* [PROBLEM DESCRIPTION] In the data that follows, determine how many lines contain the word "webpack", and give only that number.

[Dataset excerpts]
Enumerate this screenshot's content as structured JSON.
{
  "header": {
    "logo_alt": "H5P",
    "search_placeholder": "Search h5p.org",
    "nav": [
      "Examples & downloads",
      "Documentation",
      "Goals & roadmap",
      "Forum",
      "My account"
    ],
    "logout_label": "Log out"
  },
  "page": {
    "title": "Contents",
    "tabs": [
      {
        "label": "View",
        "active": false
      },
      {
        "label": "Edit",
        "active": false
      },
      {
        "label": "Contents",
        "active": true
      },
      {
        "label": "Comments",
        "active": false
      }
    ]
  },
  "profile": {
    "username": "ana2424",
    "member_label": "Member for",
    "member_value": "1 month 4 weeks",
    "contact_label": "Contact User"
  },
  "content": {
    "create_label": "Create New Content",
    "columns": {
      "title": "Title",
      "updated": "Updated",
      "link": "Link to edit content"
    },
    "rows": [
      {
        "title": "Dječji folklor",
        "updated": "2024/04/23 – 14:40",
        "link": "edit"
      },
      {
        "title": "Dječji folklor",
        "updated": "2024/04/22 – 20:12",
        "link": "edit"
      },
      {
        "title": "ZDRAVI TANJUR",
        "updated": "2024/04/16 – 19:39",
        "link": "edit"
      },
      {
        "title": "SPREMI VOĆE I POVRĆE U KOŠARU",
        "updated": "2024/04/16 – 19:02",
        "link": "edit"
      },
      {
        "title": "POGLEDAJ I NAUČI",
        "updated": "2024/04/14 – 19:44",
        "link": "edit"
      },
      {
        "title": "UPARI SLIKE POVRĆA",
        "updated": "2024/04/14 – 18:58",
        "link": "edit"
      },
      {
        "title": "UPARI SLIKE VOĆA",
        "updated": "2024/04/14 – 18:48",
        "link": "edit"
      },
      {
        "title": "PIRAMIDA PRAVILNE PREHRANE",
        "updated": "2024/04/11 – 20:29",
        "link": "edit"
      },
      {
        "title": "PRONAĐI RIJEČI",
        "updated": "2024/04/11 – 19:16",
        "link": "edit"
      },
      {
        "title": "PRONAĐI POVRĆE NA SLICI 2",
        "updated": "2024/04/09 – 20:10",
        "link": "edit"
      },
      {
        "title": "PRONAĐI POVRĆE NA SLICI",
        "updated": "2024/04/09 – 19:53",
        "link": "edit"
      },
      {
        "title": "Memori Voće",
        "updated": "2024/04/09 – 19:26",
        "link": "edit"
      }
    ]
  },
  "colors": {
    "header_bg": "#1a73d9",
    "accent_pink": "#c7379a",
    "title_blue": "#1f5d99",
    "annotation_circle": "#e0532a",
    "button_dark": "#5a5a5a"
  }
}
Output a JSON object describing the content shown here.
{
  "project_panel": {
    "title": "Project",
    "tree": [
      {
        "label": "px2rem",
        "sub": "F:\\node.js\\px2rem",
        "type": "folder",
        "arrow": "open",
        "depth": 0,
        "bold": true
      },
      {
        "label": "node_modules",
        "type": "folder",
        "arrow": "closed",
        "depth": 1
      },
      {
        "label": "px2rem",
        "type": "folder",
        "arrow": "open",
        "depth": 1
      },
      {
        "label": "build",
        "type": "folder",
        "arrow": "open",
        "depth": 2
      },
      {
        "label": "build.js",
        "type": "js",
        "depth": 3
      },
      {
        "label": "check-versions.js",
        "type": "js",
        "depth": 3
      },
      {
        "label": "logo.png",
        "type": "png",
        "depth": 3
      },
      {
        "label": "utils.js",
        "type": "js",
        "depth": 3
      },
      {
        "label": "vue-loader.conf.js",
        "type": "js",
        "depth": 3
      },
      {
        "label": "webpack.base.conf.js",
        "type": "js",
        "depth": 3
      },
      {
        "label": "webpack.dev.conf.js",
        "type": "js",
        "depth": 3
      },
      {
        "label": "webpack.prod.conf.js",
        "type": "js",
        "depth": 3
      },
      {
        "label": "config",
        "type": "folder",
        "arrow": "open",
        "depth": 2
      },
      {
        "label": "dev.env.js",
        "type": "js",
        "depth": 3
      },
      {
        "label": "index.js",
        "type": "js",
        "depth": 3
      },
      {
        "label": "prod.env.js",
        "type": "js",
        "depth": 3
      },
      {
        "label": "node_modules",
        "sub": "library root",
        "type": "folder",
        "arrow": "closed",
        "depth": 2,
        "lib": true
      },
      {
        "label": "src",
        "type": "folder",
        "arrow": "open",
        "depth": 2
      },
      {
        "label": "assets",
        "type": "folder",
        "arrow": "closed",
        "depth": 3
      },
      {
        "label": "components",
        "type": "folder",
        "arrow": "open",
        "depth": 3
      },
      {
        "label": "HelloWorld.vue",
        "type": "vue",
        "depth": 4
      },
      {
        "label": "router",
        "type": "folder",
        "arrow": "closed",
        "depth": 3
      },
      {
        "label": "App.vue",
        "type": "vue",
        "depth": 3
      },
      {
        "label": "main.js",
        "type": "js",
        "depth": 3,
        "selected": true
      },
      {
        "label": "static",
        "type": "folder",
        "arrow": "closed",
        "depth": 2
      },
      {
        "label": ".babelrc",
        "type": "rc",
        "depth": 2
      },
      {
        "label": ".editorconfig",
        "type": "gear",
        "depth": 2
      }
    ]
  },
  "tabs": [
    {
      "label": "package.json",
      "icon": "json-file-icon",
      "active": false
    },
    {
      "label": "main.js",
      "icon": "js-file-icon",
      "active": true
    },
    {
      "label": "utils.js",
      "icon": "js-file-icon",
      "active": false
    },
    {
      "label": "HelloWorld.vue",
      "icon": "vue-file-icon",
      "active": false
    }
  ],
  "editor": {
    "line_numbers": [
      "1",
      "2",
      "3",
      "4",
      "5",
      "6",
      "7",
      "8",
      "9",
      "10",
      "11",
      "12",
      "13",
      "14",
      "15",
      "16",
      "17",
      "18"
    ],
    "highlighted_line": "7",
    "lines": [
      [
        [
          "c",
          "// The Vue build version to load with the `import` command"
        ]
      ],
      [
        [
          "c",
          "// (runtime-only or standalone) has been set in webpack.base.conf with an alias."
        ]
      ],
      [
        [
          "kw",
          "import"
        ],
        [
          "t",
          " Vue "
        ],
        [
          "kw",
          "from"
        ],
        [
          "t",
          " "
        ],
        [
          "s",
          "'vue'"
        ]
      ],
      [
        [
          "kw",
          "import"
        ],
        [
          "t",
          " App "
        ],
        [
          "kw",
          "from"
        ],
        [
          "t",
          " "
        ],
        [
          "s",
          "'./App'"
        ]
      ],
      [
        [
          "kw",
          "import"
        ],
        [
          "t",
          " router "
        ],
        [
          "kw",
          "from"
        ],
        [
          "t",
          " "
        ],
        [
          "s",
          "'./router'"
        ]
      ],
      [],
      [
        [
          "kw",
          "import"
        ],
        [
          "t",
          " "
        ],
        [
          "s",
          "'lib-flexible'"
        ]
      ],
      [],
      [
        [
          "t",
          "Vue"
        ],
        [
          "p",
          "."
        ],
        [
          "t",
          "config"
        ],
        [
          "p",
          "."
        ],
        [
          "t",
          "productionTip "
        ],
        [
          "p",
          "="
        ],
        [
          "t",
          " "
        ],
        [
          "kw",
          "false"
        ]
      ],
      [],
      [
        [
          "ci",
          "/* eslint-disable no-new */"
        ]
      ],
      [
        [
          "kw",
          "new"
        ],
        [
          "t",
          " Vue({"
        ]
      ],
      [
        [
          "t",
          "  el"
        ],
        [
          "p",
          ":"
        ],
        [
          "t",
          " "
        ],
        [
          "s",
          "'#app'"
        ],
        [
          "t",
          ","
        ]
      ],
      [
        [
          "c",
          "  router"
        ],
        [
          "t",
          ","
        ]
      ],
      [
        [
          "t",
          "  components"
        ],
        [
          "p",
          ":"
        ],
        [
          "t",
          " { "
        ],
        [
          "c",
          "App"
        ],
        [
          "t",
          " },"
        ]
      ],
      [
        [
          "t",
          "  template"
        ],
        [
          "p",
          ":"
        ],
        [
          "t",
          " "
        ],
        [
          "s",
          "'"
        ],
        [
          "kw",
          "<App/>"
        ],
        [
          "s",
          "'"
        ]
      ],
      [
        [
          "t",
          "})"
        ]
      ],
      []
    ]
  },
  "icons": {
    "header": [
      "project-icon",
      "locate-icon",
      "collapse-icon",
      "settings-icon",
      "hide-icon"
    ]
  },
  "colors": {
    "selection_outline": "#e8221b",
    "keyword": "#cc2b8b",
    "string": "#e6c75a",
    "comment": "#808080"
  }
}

* [ANSWER SECTION] 4